■ WORK TO COMPLETE:
Each line that contains the word "Menang" is to be copied from the records below.

::::

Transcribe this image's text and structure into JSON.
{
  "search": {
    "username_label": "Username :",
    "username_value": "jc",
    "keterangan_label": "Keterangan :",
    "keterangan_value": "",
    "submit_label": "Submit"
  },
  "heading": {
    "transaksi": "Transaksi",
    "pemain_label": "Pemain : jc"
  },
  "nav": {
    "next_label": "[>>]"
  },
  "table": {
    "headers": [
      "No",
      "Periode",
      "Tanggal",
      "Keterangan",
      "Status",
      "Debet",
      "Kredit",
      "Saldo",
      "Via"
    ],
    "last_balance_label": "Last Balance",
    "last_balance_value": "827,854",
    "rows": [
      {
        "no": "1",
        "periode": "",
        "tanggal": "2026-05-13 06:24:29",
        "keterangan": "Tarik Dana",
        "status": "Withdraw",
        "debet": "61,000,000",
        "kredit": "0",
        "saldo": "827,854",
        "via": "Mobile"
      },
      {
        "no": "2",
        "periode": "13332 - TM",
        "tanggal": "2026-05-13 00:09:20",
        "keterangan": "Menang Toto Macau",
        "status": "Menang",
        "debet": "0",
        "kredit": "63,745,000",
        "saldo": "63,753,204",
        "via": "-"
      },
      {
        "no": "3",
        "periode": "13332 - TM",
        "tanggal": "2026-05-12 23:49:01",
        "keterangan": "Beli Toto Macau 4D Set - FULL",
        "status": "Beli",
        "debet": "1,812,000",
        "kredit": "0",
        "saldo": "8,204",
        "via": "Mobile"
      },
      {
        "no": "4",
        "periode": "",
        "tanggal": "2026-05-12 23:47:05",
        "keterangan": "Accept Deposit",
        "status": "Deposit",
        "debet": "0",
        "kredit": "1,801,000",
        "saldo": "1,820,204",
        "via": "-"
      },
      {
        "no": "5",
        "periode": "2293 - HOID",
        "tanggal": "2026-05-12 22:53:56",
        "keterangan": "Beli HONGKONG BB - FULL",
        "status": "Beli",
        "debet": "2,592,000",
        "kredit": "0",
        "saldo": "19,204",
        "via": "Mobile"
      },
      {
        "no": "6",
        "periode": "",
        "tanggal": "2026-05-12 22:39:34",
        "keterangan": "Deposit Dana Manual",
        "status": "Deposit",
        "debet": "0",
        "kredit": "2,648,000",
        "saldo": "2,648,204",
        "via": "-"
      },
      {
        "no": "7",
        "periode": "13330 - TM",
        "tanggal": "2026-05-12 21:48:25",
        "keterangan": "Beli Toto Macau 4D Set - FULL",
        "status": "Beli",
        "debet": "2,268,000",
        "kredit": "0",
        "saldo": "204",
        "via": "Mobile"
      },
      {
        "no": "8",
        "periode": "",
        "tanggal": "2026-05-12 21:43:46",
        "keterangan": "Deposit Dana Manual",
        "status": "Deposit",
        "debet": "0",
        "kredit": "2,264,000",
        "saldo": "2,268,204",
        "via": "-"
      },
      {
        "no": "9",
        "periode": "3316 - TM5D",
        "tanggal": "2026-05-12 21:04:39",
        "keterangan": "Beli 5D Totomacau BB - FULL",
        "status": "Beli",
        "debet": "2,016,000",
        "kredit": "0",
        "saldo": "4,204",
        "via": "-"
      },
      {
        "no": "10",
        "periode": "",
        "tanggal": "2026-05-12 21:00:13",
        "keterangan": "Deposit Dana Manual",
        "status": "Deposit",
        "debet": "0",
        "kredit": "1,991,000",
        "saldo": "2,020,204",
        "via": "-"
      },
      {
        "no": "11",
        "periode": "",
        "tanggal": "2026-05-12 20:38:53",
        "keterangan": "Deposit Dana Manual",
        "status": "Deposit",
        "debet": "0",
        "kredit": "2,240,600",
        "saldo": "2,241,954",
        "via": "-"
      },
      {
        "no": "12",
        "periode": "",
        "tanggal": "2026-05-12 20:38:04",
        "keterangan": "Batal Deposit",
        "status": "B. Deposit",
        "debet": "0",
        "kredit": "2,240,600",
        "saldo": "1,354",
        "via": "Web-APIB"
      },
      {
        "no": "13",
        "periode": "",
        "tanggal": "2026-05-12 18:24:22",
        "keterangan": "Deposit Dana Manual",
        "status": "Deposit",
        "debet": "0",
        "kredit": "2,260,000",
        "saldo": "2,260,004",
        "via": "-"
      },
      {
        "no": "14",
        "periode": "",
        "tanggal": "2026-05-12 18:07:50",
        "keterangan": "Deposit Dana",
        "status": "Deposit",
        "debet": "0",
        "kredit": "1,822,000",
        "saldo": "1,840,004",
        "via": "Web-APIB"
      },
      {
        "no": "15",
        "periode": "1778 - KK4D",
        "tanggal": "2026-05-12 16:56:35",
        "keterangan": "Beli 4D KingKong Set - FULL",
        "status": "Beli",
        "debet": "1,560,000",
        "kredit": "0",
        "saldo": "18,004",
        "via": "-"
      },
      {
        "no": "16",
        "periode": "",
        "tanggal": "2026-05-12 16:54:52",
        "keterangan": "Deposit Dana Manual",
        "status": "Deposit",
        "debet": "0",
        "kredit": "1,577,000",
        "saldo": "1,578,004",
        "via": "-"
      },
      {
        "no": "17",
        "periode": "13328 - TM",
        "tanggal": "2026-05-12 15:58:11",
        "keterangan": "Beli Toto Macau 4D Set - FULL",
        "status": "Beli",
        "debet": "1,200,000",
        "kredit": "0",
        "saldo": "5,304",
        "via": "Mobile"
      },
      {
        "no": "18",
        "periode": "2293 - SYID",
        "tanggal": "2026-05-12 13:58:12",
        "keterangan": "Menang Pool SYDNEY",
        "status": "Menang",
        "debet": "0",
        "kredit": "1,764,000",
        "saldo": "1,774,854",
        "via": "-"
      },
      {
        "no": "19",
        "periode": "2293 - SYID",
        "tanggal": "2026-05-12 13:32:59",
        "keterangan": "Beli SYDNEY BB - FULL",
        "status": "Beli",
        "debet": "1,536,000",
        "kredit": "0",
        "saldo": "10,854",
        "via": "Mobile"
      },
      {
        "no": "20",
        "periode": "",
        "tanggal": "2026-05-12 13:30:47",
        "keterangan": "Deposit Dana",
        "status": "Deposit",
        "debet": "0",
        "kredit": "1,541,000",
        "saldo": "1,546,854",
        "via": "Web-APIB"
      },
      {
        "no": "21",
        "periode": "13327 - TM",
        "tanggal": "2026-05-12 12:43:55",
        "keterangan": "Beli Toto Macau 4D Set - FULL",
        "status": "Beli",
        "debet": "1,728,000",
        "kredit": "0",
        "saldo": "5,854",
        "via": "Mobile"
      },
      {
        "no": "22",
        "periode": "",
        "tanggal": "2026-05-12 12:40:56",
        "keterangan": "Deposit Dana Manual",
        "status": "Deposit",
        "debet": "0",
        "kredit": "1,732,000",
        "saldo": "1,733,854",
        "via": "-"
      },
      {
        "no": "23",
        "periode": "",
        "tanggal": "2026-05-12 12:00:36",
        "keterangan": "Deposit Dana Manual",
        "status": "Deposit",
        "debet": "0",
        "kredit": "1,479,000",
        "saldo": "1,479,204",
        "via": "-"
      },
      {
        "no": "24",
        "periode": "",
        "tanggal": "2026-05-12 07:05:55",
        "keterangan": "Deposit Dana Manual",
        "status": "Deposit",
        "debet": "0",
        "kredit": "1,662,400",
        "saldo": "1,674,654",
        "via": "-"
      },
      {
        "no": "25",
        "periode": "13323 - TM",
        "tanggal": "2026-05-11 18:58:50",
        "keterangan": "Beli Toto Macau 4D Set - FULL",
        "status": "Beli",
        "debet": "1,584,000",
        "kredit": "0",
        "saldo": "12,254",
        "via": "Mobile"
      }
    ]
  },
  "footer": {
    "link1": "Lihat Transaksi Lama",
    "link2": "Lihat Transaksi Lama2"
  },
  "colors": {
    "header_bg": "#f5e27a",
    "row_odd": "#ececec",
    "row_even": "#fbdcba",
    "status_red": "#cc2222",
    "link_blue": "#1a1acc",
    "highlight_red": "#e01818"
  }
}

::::

■ PROBLEM SOLUTION:
        "keterangan": "Menang Toto Macau",
        "status": "Menang",
        "keterangan": "Menang Pool SYDNEY",
        "status": "Menang",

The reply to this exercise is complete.